Now, skip to the unhappy electrical contractor who thought he had this job in the bag and called to ask me to design a system meeting the requirements of the building/fire code under the section for business occupancies.

I asked how many smoke detectors I should add and suggested nine as a starting minimum. He said the customer only wanted the minimum, and I said, “That’s easy, they don’t need anything” – and I referred the contractor to the minimum requirements for a B-Business occupancy as regulated by the building code under 907.2.2:

A manual fire alarm system shall be installed in Group B occupancies where one of the following conditions exists:

1. The combined Group B occupant load of all floors is 500 or more.

2. The Group B occupant load is more than 100 persons above or below the lowest level of exit discharge.

3. The fire area contains an ambulatory care facility.

By code, since there should be no more than 39 occupants at any one time, the business should not be seen as anything different than a small corner store or a large gas station, and the minimum requirement, in fact, did not call for a manual fire alarm system at all.

“Yes”, the contractor said, “but it is a medical facility with patients and stuff!” I explained that a B-Business occupancy is defined by law and that you can’t just make up rules as you go.

When this revelation was communicated to the doctors who owned the planned facility, they questioned the fire chief about this B-Business requirement – since the occupant load was only 39 persons and no sedation of patients would, or could, be performed. Suddenly, the manual fire alarm design seemed to be negotiable.

The chief then stated that in lieu of having two manual pull boxes (one for each exit), eight horn-strobes, and nine strobes, he would accept the building having “just one pull and two horn-strobes – one near the front of the building and one near the rear.” He did say he still wanted a “sketch” of the system to be turned in for review.

When I hear this, I become unhappy. At any other time, turning in plan submittals for such a manual fire alarm system – with only two audible-visual appliances – would you get you nothing more than a rejection letter and tons of grief from the owner. This building has at least four rooms inside of other rooms!

Suddenly, the fire chief thinks it is OK to omit ADA-required strobes from all the restrooms as well as patient exam rooms and the waiting room? This is just another case where the local code official is trying to spend the customer’s money, and doing a bad job of it.

This frustration reminded me of how I felt more than 25 years ago, before the industry decided that the training of fire alarm system inspectors, designers and installers would be what was most needed in order to do the most good, with the goal of code-compliant fire alarm installations and increased civilian life safety.

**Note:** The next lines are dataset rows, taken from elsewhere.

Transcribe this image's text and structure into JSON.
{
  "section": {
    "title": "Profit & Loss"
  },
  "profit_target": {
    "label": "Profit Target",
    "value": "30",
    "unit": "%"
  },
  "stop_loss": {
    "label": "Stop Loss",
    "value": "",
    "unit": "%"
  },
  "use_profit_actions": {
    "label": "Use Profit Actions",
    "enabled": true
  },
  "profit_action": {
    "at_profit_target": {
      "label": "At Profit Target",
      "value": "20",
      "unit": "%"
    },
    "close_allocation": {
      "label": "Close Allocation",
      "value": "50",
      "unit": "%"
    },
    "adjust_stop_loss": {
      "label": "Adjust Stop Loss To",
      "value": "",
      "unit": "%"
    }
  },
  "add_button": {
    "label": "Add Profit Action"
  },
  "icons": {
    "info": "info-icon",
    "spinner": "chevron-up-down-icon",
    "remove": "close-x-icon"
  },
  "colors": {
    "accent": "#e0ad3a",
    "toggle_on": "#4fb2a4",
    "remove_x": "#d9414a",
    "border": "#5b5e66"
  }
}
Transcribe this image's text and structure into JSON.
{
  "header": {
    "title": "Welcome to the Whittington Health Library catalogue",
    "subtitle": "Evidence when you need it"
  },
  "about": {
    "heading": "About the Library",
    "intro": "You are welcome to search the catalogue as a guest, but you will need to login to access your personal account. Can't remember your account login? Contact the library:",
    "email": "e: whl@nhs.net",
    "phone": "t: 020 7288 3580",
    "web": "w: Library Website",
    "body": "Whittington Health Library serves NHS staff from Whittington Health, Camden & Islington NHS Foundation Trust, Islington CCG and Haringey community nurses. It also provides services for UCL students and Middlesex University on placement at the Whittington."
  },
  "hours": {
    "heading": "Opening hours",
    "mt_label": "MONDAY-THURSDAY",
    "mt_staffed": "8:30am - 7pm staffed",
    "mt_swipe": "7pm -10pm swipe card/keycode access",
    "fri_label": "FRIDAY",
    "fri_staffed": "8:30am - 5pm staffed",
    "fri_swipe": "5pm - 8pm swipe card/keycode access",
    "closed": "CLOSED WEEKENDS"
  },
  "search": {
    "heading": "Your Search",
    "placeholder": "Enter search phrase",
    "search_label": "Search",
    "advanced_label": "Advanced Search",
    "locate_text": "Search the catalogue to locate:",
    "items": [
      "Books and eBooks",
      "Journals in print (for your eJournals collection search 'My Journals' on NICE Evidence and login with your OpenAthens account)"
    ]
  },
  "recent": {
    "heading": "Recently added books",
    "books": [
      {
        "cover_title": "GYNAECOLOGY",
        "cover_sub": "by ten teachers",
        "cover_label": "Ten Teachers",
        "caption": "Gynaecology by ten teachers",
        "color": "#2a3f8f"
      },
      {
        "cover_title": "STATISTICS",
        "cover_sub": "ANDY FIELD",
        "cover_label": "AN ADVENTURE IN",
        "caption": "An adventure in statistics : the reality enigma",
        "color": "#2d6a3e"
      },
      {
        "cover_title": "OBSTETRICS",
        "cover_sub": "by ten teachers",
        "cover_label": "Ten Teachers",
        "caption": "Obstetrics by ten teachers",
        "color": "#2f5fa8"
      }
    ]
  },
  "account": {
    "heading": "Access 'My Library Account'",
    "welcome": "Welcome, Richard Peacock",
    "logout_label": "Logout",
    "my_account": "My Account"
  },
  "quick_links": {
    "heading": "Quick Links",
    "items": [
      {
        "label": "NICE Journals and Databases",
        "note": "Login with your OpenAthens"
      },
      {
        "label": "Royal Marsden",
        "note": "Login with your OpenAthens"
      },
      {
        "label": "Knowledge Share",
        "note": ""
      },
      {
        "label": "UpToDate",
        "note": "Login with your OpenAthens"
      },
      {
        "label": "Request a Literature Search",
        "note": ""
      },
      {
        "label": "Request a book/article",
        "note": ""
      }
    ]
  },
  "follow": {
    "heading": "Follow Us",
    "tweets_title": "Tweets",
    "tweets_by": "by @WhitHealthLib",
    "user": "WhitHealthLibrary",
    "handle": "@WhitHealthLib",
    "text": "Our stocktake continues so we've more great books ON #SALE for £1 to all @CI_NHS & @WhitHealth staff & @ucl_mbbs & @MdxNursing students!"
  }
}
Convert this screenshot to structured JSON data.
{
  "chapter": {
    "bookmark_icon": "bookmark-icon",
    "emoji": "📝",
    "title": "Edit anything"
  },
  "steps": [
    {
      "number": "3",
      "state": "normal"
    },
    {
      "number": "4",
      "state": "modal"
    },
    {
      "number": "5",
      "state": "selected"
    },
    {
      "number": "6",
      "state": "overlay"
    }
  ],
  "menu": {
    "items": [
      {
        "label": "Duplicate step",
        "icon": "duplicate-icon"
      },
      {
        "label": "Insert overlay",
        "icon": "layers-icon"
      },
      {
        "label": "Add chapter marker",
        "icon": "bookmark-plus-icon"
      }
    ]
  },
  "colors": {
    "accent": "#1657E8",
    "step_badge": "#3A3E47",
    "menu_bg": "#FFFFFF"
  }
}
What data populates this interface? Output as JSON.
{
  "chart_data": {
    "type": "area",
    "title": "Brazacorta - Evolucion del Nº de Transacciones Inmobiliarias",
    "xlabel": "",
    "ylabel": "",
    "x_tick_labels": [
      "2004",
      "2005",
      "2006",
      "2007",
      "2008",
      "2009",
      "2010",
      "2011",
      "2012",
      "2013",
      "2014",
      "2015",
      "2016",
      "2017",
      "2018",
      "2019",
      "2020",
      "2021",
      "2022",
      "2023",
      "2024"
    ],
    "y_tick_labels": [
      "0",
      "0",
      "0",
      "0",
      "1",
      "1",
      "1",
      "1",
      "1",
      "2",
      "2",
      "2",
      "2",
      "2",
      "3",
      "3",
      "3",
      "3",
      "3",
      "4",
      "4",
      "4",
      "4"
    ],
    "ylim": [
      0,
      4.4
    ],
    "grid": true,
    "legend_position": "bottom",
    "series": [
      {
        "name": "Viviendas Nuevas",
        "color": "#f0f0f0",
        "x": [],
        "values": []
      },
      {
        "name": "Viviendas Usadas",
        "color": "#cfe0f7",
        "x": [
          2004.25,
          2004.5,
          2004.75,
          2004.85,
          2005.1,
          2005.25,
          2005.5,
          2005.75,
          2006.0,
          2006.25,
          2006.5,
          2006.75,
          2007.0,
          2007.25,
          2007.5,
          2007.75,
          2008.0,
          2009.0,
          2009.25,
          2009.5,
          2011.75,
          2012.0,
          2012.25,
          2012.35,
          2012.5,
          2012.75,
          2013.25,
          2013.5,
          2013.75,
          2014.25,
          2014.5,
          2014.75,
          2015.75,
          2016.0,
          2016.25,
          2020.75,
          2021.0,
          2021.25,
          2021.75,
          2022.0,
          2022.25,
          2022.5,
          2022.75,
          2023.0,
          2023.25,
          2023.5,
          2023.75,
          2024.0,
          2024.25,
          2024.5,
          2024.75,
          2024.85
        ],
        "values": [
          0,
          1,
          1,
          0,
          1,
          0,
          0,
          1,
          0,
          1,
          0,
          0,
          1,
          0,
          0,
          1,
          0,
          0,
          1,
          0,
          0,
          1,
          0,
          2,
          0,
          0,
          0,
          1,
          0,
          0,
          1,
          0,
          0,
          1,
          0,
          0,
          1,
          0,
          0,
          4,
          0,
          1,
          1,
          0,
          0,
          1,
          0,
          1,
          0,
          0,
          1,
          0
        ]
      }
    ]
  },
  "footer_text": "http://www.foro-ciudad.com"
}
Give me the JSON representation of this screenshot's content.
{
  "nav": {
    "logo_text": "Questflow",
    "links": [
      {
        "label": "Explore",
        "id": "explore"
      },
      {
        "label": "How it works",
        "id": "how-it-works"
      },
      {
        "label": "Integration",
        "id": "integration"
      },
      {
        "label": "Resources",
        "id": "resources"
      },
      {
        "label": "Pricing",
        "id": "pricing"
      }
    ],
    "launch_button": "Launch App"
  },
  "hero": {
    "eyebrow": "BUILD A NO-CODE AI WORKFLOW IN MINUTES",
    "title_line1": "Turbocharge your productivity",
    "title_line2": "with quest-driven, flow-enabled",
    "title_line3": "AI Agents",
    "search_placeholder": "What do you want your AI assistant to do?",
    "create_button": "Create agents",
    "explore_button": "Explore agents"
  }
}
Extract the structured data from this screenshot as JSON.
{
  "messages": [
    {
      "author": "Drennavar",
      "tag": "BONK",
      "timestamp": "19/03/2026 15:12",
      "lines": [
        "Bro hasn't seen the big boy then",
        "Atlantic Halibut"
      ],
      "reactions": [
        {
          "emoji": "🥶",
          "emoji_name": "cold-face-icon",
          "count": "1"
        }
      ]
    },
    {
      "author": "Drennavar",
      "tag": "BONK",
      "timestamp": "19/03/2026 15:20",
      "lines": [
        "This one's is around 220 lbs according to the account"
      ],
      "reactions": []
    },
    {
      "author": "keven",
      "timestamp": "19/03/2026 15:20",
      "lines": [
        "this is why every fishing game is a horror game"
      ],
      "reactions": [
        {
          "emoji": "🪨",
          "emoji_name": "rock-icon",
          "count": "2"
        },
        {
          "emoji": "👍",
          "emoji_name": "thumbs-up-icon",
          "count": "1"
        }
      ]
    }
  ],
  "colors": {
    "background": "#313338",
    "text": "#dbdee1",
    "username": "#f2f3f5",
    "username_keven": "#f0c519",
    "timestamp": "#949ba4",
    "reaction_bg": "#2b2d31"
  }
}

There has been a huge improvement in the level of quality and concern shown by the overwhelming majority of alarm companies that protect people’s lives and property. When was the last time you heard any complaints about trunk-slammers?

Today, I work in a state where there is a requirement to be licensed as a fire alarm installer, to work only for a licensed fire alarm company, and to sell commercial fire alarm systems with plans submitted by a fire alarm designer who is licensed to do so; however, when Captain Joe, excuse me, Captain Joe E.M.T., gets involved (see my March 2019 column at www.securityinfowatch.com/21069404 – it is the same guy) he is setting conditions for the return of trunk-slammers in his jurisdiction – untrained installers who will get friendly with the chief and provide buildings with less than the minimum safety equipment, because their friendly chief thinks that it is OK.

They will be oblivious to the fact that they alone will carry all the liability if/when that chief retires and those ill-designed systems fail to operate properly and someone gets hurt, or worse, dies.

Greg Kessinger has been the fire alarm and codes expert and a regular contributor to Security Business magazine for more than 15 years. Please email him your fire & life safety questions for potential inclusion in this column at greg@firealarm.org.